*About this task*
Read through the listing and copy every line that contains the word "Swift".

[Opening Records to process section]

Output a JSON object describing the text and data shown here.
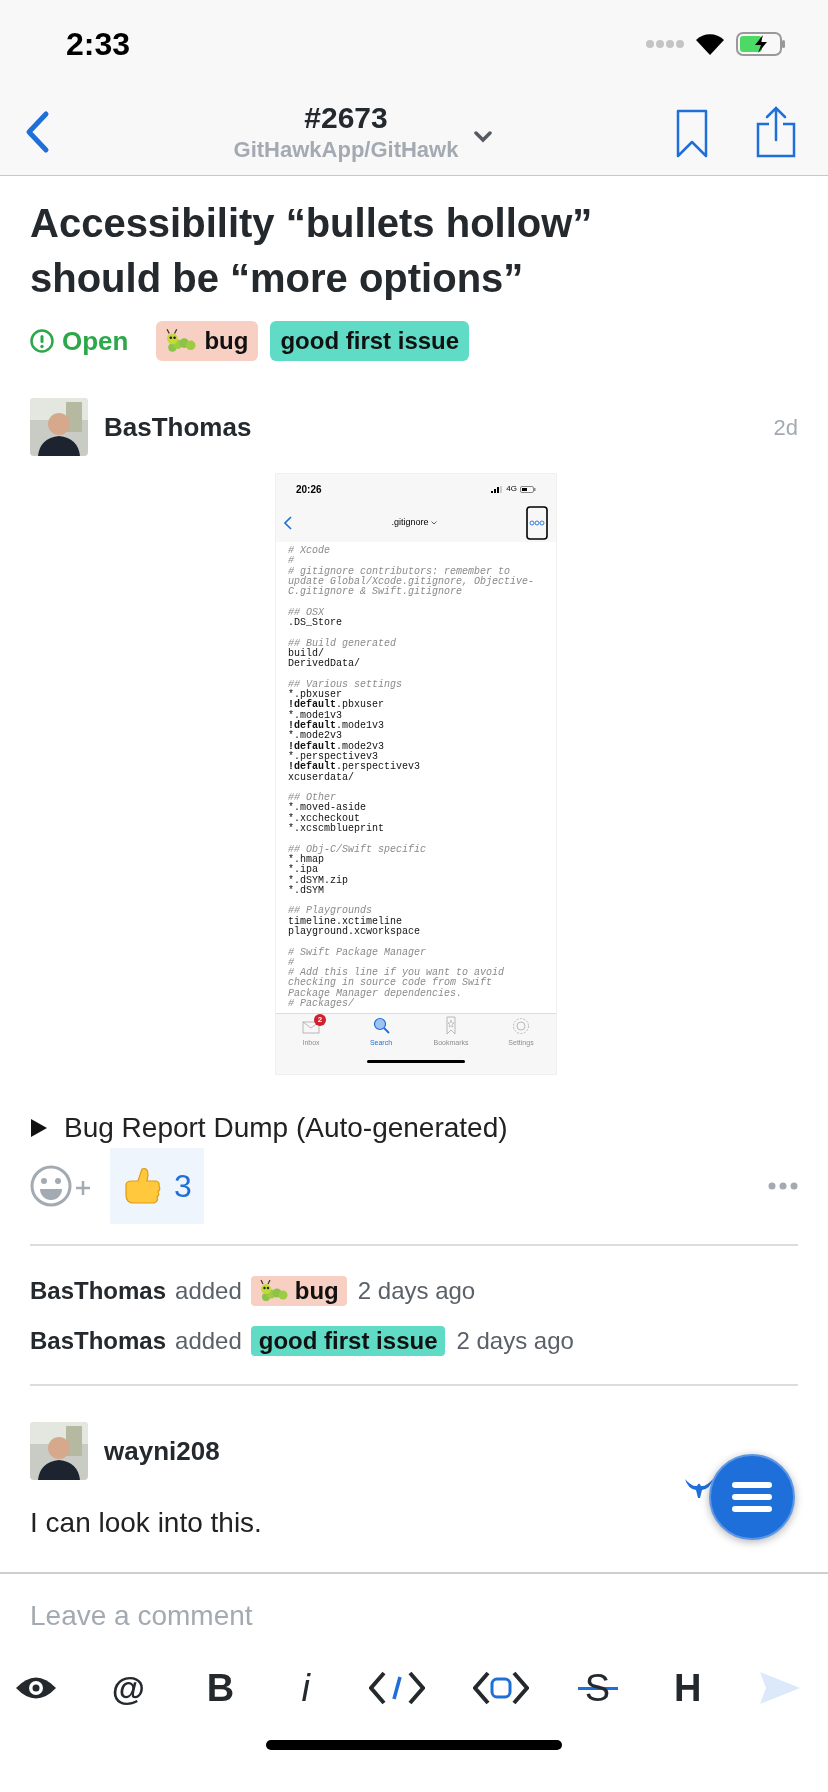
{
  "status_bar": {
    "time": "2:33"
  },
  "nav": {
    "title": "#2673",
    "subtitle": "GitHawkApp/GitHawk"
  },
  "issue": {
    "title": "Accessibility “bullets hollow” should be “more options”",
    "state": "Open",
    "labels": [
      {
        "name": "bug",
        "color": "#f8cfc3",
        "has_icon": true
      },
      {
        "name": "good first issue",
        "color": "#5fdbc6",
        "has_icon": false
      }
    ]
  },
  "comment": {
    "author": "BasThomas",
    "time": "2d",
    "screenshot": {
      "time": "20:26",
      "network": "4G",
      "title": ".gitignore",
      "code": [
        [
          {
            "kind": "comment",
            "text": "# Xcode"
          },
          {
            "kind": "comment",
            "text": "#"
          },
          {
            "kind": "comment",
            "text": "# gitignore contributors: remember to"
          },
          {
            "kind": "comment",
            "text": "update Global/Xcode.gitignore, Objective-"
          },
          {
            "kind": "comment",
            "text": "C.gitignore & Swift.gitignore"
          }
        ],
        [
          {
            "kind": "comment",
            "text": "## OSX"
          },
          {
            "kind": "code",
            "text": ".DS_Store"
          }
        ],
        [
          {
            "kind": "comment",
            "text": "## Build generated"
          },
          {
            "kind": "code",
            "text": "build/"
          },
          {
            "kind": "code",
            "text": "DerivedData/"
          }
        ],
        [
          {
            "kind": "comment",
            "text": "## Various settings"
          },
          {
            "kind": "code",
            "text": "*.pbxuser"
          },
          {
            "kind": "code",
            "bold": "!default",
            "text": ".pbxuser"
          },
          {
            "kind": "code",
            "text": "*.mode1v3"
          },
          {
            "kind": "code",
            "bold": "!default",
            "text": ".mode1v3"
          },
          {
            "kind": "code",
            "text": "*.mode2v3"
          },
          {
            "kind": "code",
            "bold": "!default",
            "text": ".mode2v3"
          },
          {
            "kind": "code",
            "text": "*.perspectivev3"
          },
          {
            "kind": "code",
            "bold": "!default",
            "text": ".perspectivev3"
          },
          {
            "kind": "code",
            "text": "xcuserdata/"
          }
        ],
        [
          {
            "kind": "comment",
            "text": "## Other"
          },
          {
            "kind": "code",
            "text": "*.moved-aside"
          },
          {
            "kind": "code",
            "text": "*.xccheckout"
          },
          {
            "kind": "code",
            "text": "*.xcscmblueprint"
          }
        ],
        [
          {
            "kind": "comment",
            "text": "## Obj-C/Swift specific"
          },
          {
            "kind": "code",
            "text": "*.hmap"
          },
          {
            "kind": "code",
            "text": "*.ipa"
          },
          {
            "kind": "code",
            "text": "*.dSYM.zip"
          },
          {
            "kind": "code",
            "text": "*.dSYM"
          }
        ],
        [
          {
            "kind": "comment",
            "text": "## Playgrounds"
          },
          {
            "kind": "code",
            "text": "timeline.xctimeline"
          },
          {
            "kind": "code",
            "text": "playground.xcworkspace"
          }
        ],
        [
          {
            "kind": "comment",
            "text": "# Swift Package Manager"
          },
          {
            "kind": "comment",
            "text": "#"
          },
          {
            "kind": "comment",
            "text": "# Add this line if you want to avoid"
          },
          {
            "kind": "comment",
            "text": "checking in source code from Swift"
          },
          {
            "kind": "comment",
            "text": "Package Manager dependencies."
          },
          {
            "kind": "comment",
            "text": "# Packages/"
          }
        ]
      ],
      "tabs": [
        {
          "label": "Inbox",
          "badge": "2",
          "selected": false
        },
        {
          "label": "Search",
          "selected": true
        },
        {
          "label": "Bookmarks",
          "selected": false
        },
        {
          "label": "Settings",
          "selected": false
        }
      ]
    },
    "details": "Bug Report Dump (Auto-generated)",
    "reactions": [
      {
        "count": "3"
      }
    ]
  },
  "events": [
    {
      "actor": "BasThomas",
      "action": "added",
      "label": {
        "name": "bug",
        "color": "#f8cfc3",
        "has_icon": true
      },
      "time": "2 days ago"
    },
    {
      "actor": "BasThomas",
      "action": "added",
      "label": {
        "name": "good first issue",
        "color": "#5fdbc6",
        "has_icon": false
      },
      "time": "2 days ago"
    }
  ],
  "reply": {
    "author": "wayni208",
    "body": "I can look into this."
  },
  "composer": {
    "placeholder": "Leave a comment",
    "toolbar": [
      {
        "kind": "preview"
      },
      {
        "kind": "plain",
        "label": "@"
      },
      {
        "kind": "bold",
        "label": "B"
      },
      {
        "kind": "italic",
        "label": "i"
      },
      {
        "kind": "code"
      },
      {
        "kind": "code_block"
      },
      {
        "kind": "strike",
        "label": "S"
      },
      {
        "kind": "bold",
        "label": "H"
      },
      {
        "kind": "send",
        "disabled": true
      }
    ]
  }
}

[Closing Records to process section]

*Solution for this task*
            "text": "C.gitignore & Swift.gitignore"
            "text": "## Obj-C/Swift specific"
            "text": "# Swift Package Manager"
            "text": "checking in source code from Swift"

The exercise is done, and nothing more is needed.